Local Case Linked to Toronto Outbreak of Mumps
BY TERRANCE GAVAN[fusion_builder_container hundred_percent=”yes” overflow=”visible”][fusion_builder_row][fusion_builder_column type=”1_1″ background_position=”left top” background_color=”” border_size=”” border_color=”” border_style=”solid” spacing=”yes” background_image=”” background_repeat=”no-repeat” padding=”” margin_top=”0px” margin_bottom=”0px” class=”” id=”” animation_type=”” animation_speed=”0.3″ animation_direction=”left” hide_on_mobile=”no” center_content=”no” min_height=”none”]
They’re nasty. They’re contagious. And they’re here. Well okay. One case is here.
An HKPR media release says that, “the confirmed case, a young adult from the area served by the Haliburton, Kawartha, Pine Ridge District Health Unit, has since recovered. The case is linked to the mumps outbreak in Toronto.”
“With this summer’s outbreak in Vancouver and now Toronto, it’s more important than ever for people to make sure they have had both doses of the MMR vaccine that protects against mumps, as well as measles and rubella,” says Diane Dingman, Director, Communicable Disease Control for the HKPR District Health Unit.
In Ontario, people born between 1970 and 1991 were likely only offered a single dose of the measles/mumps/rubella (MMR) vaccine as a young child. People born in 1992 or after should have received two doses of the MMR vaccine. To be fully protected from contracting mumps, two doses of MMR vaccine are required. (People born before 1970 are assumed to be immune to mumps through natural infection or exposure.)
Mumps is a highly contagious viral infection that is spread through direct contact with saliva or mucus and is easily transferred when an infected person coughs or sneezes. Symptoms include fever, headache, muscle aches, tiredness, loss of appetite and the painful swelling of one or both salivary glands (located near the jaw line, below the ears). Serious complications can arise from mumps, including meningitis, swelling of the testicles, breasts and ovaries, pancreatitis and deafness.
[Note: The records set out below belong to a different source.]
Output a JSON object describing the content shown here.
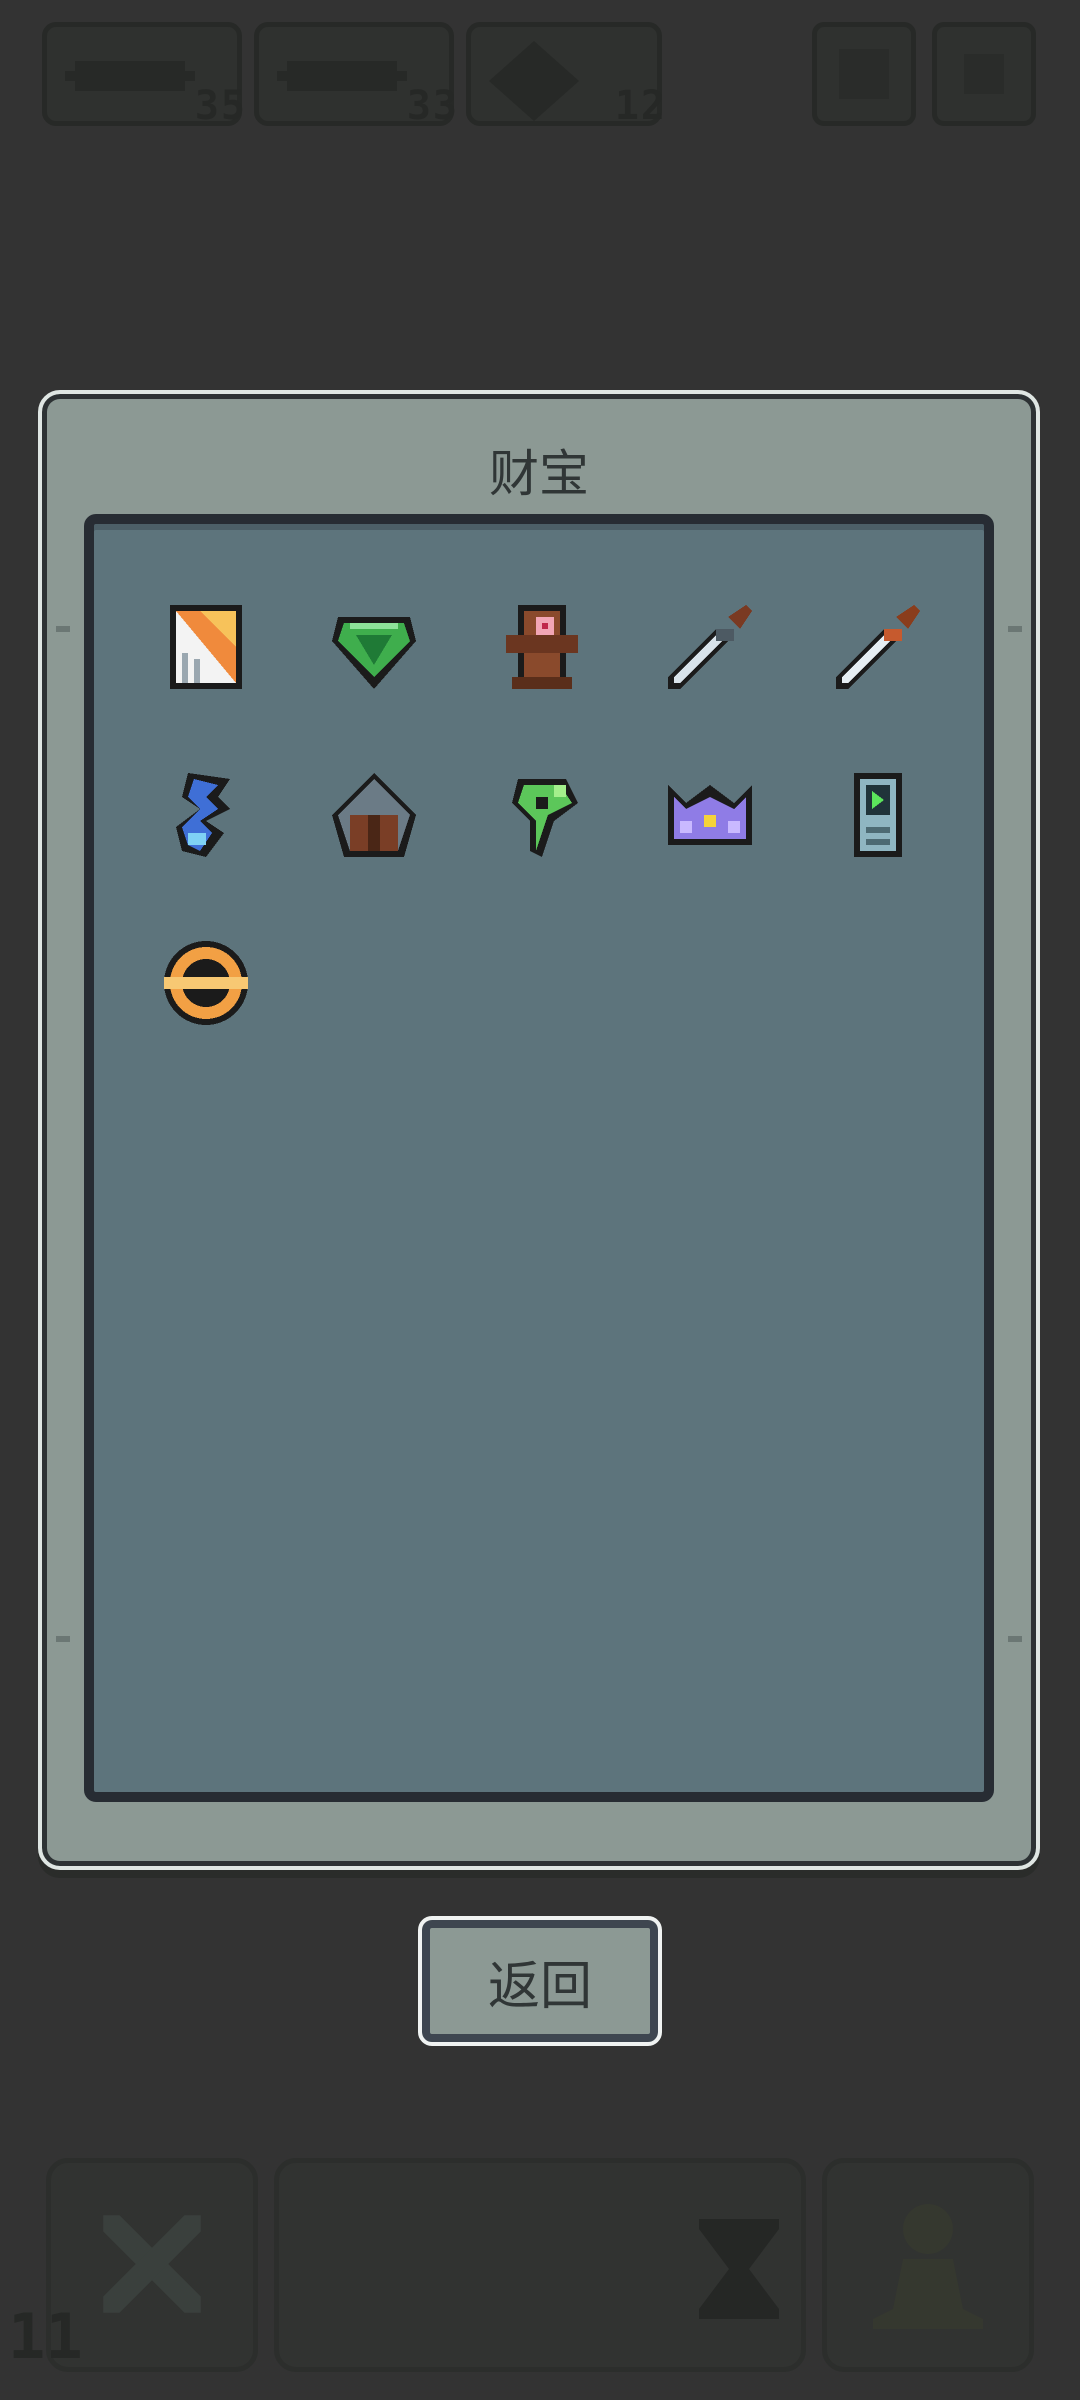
{
  "hud": {
    "resources": [
      {
        "icon": "scroll-icon",
        "count": "35"
      },
      {
        "icon": "scroll-icon",
        "count": "33"
      },
      {
        "icon": "crystal-icon",
        "count": "12"
      }
    ],
    "buttons": [
      {
        "icon": "map-icon"
      },
      {
        "icon": "settings-icon"
      }
    ]
  },
  "dialog": {
    "title": "财宝",
    "items": [
      {
        "icon": "torn-card-icon"
      },
      {
        "icon": "emerald-gem-icon"
      },
      {
        "icon": "totem-icon"
      },
      {
        "icon": "dagger-icon"
      },
      {
        "icon": "sword-icon"
      },
      {
        "icon": "blue-flame-icon"
      },
      {
        "icon": "lantern-icon"
      },
      {
        "icon": "green-sprout-icon"
      },
      {
        "icon": "purple-crown-icon"
      },
      {
        "icon": "handheld-device-icon"
      },
      {
        "icon": "golden-ring-icon"
      }
    ]
  },
  "back_button": {
    "label": "返回"
  },
  "bottom_bar": {
    "round_counter": "11",
    "slots": [
      {
        "icon": "crossed-swords-icon"
      },
      {
        "icon": "hourglass-icon"
      },
      {
        "icon": "pawn-icon"
      }
    ]
  },
  "colors": {
    "background": "#333333",
    "dialog_frame": "#8c9994",
    "inventory_panel": "#5d747c"
  }
}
Spontaneous abortion can also occur if the mother is infected in the first trimester of pregnancy.
The health unit says that the contagious period lasts from seven days before symptoms appear to about nine days after symptoms appear. That’s a long time and the catch is that for those seven days prior to symptoms, the infected person has no idea that he/she is spreading the disease.
“As well as having both doses of the MMR vaccine, Dingman says people can protect themselves from getting or spreading mumps by staying home from work or school if ill,” says the HKPR Release. Using good hand hygiene, covering mouths and noses with tissues when sneezing or coughing and not sharing personal items such as eating utensils or drinks is also recommended.
“Ontario has recently seen mumps cases in post-secondary students and young adults as this group often lives in close contact with other people in residence or a house,” Dingman says. “They also may be more inclined to share drinks when going out to clubs or socializing.”
To learn whether they require a second dose of the MMR vaccine, people can contact their health care provider or the health unit closest to where they completed high school. To learn more about mumps, visit www.hkpr.on.ca or contact the Health Unit toll-free at 1-866-888-4577.[/fusion_builder_column][/fusion_builder_row][/fusion_builder_container]